The trial, known as the UP Study (UDCA in Parkinson’s) will be conducted at two centres in the UK, Sheffield and London, in collaboration with Professor Tom Foltynie at University College London Hospitals. Working in collaboration with researchers from the University of Sheffield’s Insigneo Institute for in silico Medicine, the NIHR Sheffield Clinical Research Facility at Sheffield Teaching Hospitals and the NIHR Sheffield Biomedical Research Centre, the effectiveness of the drug will be assessed with two novel approaches:
- By using 31P MRI-Spectroscopy (31P-MRS), researchers will be able to quantify the function of the mitochondria to examine whether the drug successfully normalises the function of the brain tissue affected in Parkinson’s. Patients experience 31P-MRS like a normal MRI.
- Specially designed sensors will also be used to measure the effect of UDCA on a patient’s motor impairment. The bio-sensors will be worn by patients at the beginning and end of the trial, giving more effective results than using a clinical scale which may not be objective. Repeat sensor-based objective measurements of motor impairment throughout the trial may also tell researchers whether UDCA might have the potential to slow down progression of Parkinson’s.
The clinical trial is supported by the JP Moulton Charitable Foundation, The Cure Parkinson’s Trust and the pharmaceutical company PRO.MED.CS.

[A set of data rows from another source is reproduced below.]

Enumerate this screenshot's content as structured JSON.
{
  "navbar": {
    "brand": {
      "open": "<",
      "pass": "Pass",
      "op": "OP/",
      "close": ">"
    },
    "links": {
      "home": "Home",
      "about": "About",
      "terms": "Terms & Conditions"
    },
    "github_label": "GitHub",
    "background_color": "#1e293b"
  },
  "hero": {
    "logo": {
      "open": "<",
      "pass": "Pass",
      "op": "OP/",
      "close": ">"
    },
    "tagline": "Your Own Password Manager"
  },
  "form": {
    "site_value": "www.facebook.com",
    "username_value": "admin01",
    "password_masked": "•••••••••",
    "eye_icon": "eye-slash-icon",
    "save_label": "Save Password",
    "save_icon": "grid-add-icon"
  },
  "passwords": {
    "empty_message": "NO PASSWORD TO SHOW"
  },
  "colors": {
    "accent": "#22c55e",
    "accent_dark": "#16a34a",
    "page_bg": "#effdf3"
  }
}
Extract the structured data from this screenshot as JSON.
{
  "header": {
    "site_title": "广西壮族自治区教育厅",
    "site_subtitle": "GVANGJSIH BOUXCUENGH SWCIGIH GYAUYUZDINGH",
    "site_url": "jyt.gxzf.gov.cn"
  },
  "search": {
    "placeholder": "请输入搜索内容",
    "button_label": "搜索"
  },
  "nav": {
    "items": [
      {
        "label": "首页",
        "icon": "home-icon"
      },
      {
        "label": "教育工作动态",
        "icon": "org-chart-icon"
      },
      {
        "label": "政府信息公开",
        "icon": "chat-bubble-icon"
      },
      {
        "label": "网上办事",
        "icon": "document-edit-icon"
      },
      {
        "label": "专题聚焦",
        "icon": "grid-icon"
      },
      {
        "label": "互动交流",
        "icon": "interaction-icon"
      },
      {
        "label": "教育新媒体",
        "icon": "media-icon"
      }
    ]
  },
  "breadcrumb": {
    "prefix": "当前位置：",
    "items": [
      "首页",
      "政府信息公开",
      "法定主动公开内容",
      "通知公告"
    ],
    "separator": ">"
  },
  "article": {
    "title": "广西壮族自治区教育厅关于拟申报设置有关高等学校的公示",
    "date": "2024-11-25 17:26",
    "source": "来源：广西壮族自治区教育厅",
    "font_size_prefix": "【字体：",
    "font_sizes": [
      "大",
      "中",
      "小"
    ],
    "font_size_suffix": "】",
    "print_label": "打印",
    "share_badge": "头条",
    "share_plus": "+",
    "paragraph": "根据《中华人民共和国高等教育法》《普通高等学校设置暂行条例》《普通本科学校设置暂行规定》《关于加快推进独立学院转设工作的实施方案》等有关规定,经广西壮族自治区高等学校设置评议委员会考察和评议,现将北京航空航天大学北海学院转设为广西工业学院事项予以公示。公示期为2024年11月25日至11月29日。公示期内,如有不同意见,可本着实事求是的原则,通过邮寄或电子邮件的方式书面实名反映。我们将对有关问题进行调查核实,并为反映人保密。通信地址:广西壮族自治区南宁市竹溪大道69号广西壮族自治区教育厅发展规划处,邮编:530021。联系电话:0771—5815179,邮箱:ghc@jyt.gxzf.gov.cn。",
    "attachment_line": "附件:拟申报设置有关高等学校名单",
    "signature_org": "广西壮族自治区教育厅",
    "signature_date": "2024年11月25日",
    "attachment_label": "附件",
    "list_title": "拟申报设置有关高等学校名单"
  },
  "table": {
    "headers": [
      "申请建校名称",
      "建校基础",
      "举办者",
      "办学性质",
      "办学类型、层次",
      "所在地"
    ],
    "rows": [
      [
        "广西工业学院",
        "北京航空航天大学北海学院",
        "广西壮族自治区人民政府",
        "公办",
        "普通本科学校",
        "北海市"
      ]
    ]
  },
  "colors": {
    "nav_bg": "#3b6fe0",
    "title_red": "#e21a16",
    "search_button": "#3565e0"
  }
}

Helen Matthews, Deputy Chief Executive Officer of The Cure Parkinson’s Trust said: “Through its International Linked Clinical Trials Programme, The Cure Parkinson’s Trust has been working towards bringing UDCA into clinical trials – and this trial is the first step in understanding the drug’s potential to slow Parkinson’s progression. We are delighted to be supporting Professor Bandmann’s important work.”